establish the degree to which a person felt burnt out and exhausted, both from a personal
and professional perspective. The original study comprised of 1,914 participants working in Denmark,
83% of whom were women. The original measure was primarily used to establish burnout amongst
those within the human service sector, it included three sections: personal burnout, work-related
ALWAYS ON, ALWAYS AVAILABLE
Page
burnout, and client-related burnout. As this survey was to establish burnout amongst knowledge
workers, the client-related burnout section of the scale was not included. The first two sections;

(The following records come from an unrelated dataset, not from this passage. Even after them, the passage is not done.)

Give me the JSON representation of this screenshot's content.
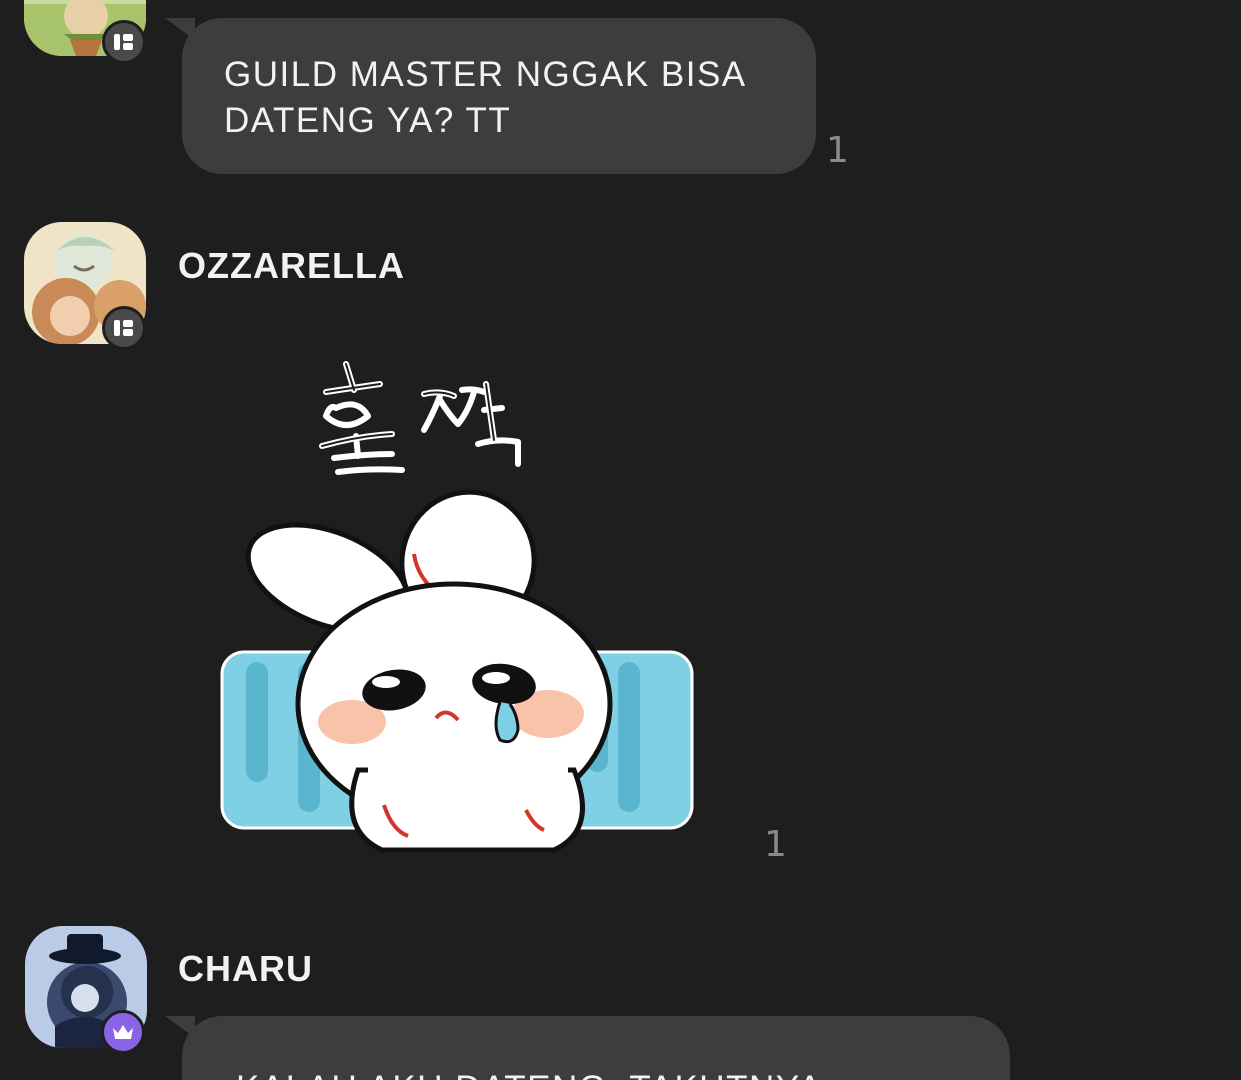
{
  "chat": {
    "messages": [
      {
        "sender": "",
        "lines": [
          "GUILD MASTER NGGAK BISA",
          "DATENG YA? TT"
        ],
        "unread": "1"
      },
      {
        "sender": "OZZARELLA",
        "sticker": {
          "caption": "울 쩍",
          "description": "crying white bunny sticker"
        },
        "unread": "1"
      },
      {
        "sender": "CHARU",
        "lines": [
          "KALAU AKU DATENG, TAKUTNYA"
        ],
        "unread": ""
      }
    ]
  },
  "colors": {
    "background": "#1e1e1e",
    "bubble": "#3d3d3d",
    "text": "#f2f2f2",
    "unread": "#8a8a8a",
    "host_badge": "#4a4a4a",
    "crown_badge": "#8a63e6"
  }
}
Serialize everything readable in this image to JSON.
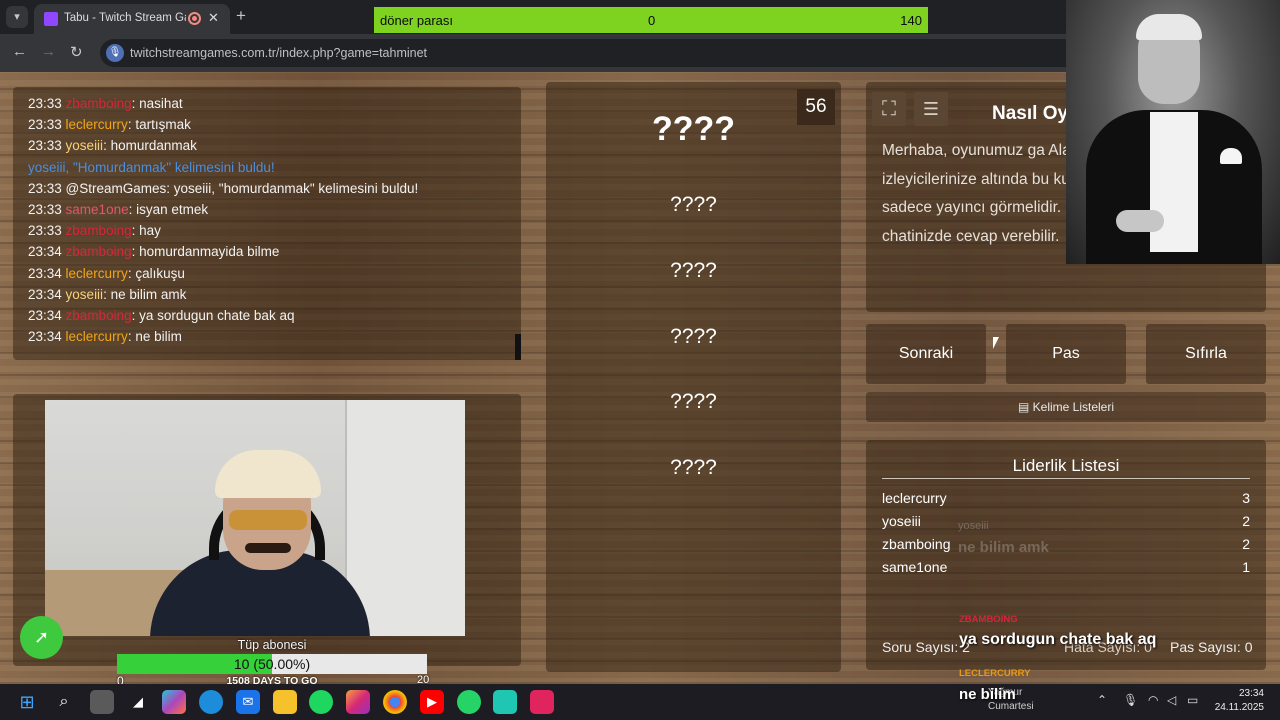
{
  "browser": {
    "tab_title": "Tabu - Twitch Stream Games",
    "url": "twitchstreamgames.com.tr/index.php?game=tahminet",
    "tab_menu_icon": "chevron-down-icon",
    "close_glyph": "✕",
    "new_tab_glyph": "+",
    "back_glyph": "←",
    "forward_glyph": "→",
    "reload_glyph": "↻"
  },
  "goal": {
    "label": "döner parası",
    "current": "0",
    "target": "140",
    "color": "#7ed321"
  },
  "chat": {
    "lines": [
      {
        "time": "23:33",
        "user": "zbamboing",
        "user_color": "#d8253a",
        "text": ": nasihat"
      },
      {
        "time": "23:33",
        "user": "leclercurry",
        "user_color": "#f2a516",
        "text": ": tartışmak"
      },
      {
        "time": "23:33",
        "user": "yoseiii",
        "user_color": "#f7d27a",
        "text": ": homurdanmak"
      },
      {
        "time": "",
        "user": "yoseiii, \"Homurdanmak\" kelimesini buldu!",
        "user_color": "#4a8fe0",
        "text": ""
      },
      {
        "time": "23:33",
        "user": "",
        "user_color": "#ffffff",
        "text": "@StreamGames: yoseiii, \"homurdanmak\" kelimesini buldu!"
      },
      {
        "time": "23:33",
        "user": "same1one",
        "user_color": "#e0566b",
        "text": ": isyan etmek"
      },
      {
        "time": "23:33",
        "user": "zbamboing",
        "user_color": "#d8253a",
        "text": ": hay"
      },
      {
        "time": "23:34",
        "user": "zbamboing",
        "user_color": "#d8253a",
        "text": ": homurdanmayida bilme"
      },
      {
        "time": "23:34",
        "user": "leclercurry",
        "user_color": "#f2a516",
        "text": ": çalıkuşu"
      },
      {
        "time": "23:34",
        "user": "yoseiii",
        "user_color": "#f7d27a",
        "text": ": ne bilim amk"
      },
      {
        "time": "23:34",
        "user": "zbamboing",
        "user_color": "#d8253a",
        "text": ": ya sordugun chate bak aq"
      },
      {
        "time": "23:34",
        "user": "leclercurry",
        "user_color": "#f2a516",
        "text": ": ne bilim"
      }
    ]
  },
  "subs": {
    "title": "Tüp abonesi",
    "bar_text": "10 (50.00%)",
    "fill_fraction": 0.5,
    "min": "0",
    "max": "20",
    "days": "1508 DAYS TO GO"
  },
  "game": {
    "timer": "56",
    "main_word": "????",
    "taboo_words": [
      "????",
      "????",
      "????",
      "????",
      "????"
    ]
  },
  "info": {
    "title": "Nasıl Oy",
    "text": "Merhaba, oyunumuz ga Alanı- olan sol altta ki bö izleyicilerinize altında bu kullanmadan anlatmaya sadece yayıncı görmelidir. İzleyicileriniz yayın chatinizde cevap verebilir.",
    "fullscreen_icon": "fullscreen-icon",
    "notes_icon": "notes-icon"
  },
  "buttons": {
    "next": "Sonraki",
    "pass": "Pas",
    "reset": "Sıfırla",
    "word_lists": "Kelime Listeleri"
  },
  "leaderboard": {
    "title": "Liderlik Listesi",
    "rows": [
      {
        "name": "leclercurry",
        "score": "3"
      },
      {
        "name": "yoseiii",
        "score": "2"
      },
      {
        "name": "zbamboing",
        "score": "2"
      },
      {
        "name": "same1one",
        "score": "1"
      }
    ],
    "questions": "Soru Sayısı: 2",
    "errors": "Hata Sayısı: 0",
    "passes": "Pas Sayısı: 0"
  },
  "overlay_chat": {
    "ghost_user": "yoseiii",
    "ghost_msg": "ne bilim amk",
    "user1": "ZBAMBOING",
    "msg1": "ya sordugun chate bak aq",
    "user2": "LECLERCURRY",
    "msg2": "ne bilim"
  },
  "taskbar": {
    "weather1": "Yağmur",
    "weather2": "Cumartesi",
    "time": "23:34",
    "date": "24.11.2025"
  }
}
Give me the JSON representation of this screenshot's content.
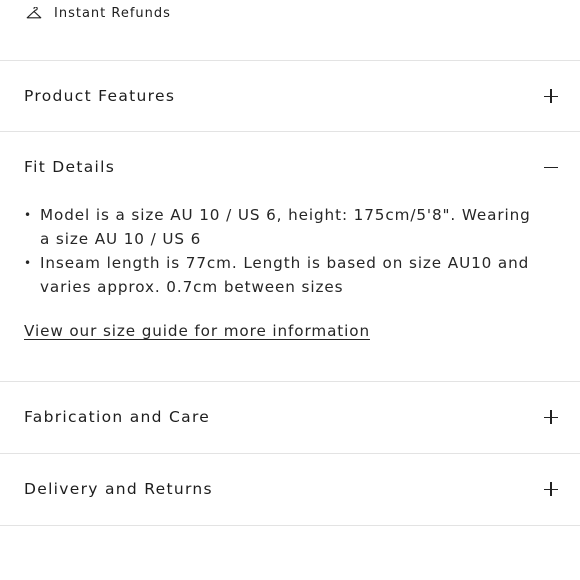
{
  "refund": {
    "icon": "hanger-icon",
    "label": "Instant Refunds"
  },
  "accordion": [
    {
      "title": "Product Features",
      "state": "collapsed",
      "toggle_icon": "plus-icon"
    },
    {
      "title": "Fit Details",
      "state": "expanded",
      "toggle_icon": "minus-icon"
    },
    {
      "title": "Fabrication and Care",
      "state": "collapsed",
      "toggle_icon": "plus-icon"
    },
    {
      "title": "Delivery and Returns",
      "state": "collapsed",
      "toggle_icon": "plus-icon"
    }
  ],
  "fit_details": {
    "bullets": [
      "Model is a size AU 10 / US 6, height: 175cm/5'8\". Wearing a size AU 10 / US 6",
      "Inseam length is 77cm. Length is based on size AU10 and varies approx. 0.7cm between sizes"
    ],
    "size_guide_link": "View our size guide for more information"
  },
  "colors": {
    "text": "#1d1d1d",
    "divider": "#e3e3e3",
    "background": "#ffffff"
  }
}
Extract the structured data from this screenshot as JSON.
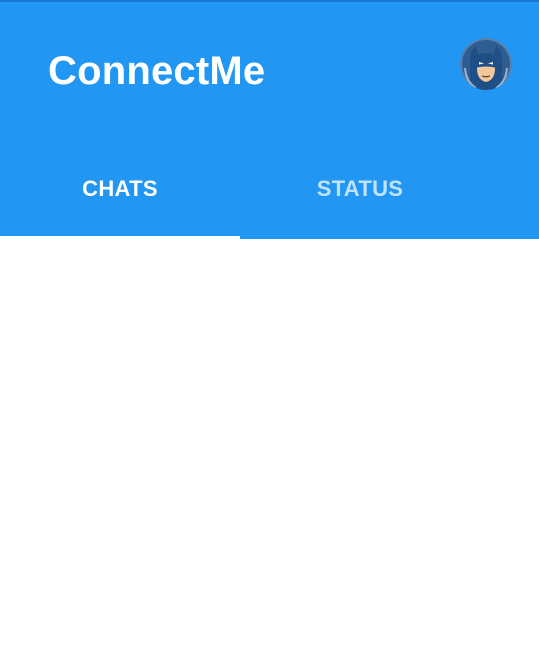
{
  "app": {
    "title": "ConnectMe",
    "avatar_icon": "superhero-mask-avatar-icon"
  },
  "tabs": [
    {
      "label": "CHATS",
      "active": true
    },
    {
      "label": "STATUS",
      "active": false
    }
  ],
  "colors": {
    "primary": "#2196F3",
    "primary_dark": "#1976D2",
    "indicator": "#FFFFFF",
    "background": "#FFFFFF"
  }
}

personal burnout and work-related burnout were included to ascertain the potential correlation
between personal and work-related ICT use during private time and burnout. An example item
included in the scale was ‘How often are you physically exhausted’. Response options were measured
on a 5-point Likert scale from ‘Never/Almost Never’ (1), ‘Seldom’ (2), ‘Sometimes’ (3), ‘Often’ (4) and
‘Always’ (5). The scores for each participant were summed. The higher the overall score, the more
burnt out they feel, personally and/or work-related. The original scale Cronbach’s Alpha was .87. The
Cronbach’s Alpha for this research was .90.
3.5. Data Analysis
The data was imported into SPSS Version 26. The data was cleaned, and relevant questions reverse
scored. As indicated in section 3.2, a total of 101 participants completed the survey, but 4 were
removed for not meeting inclusion criteria or completing full consent. Total scores were then
calculated for each of the main study variables following any reverse scoring where appropriate. A
Cronbach’s Alpha was run on individual scales, to verify that the scales within the study were all still
reliable (as reported within Section 3.4 above). A correlation study was run on the interval and scale
variables. A hierarchical multiple regression analysis was run to investigate the relationship between
the variables so as to test the research hypotheses. Finally, two independent samples t-tests were
run on the binary gender and segmentation strategy variables to understand if gender or intended
segmentation strategy had any relationship to any of the independent or outcome variables within
the study. This is explained further in the results section.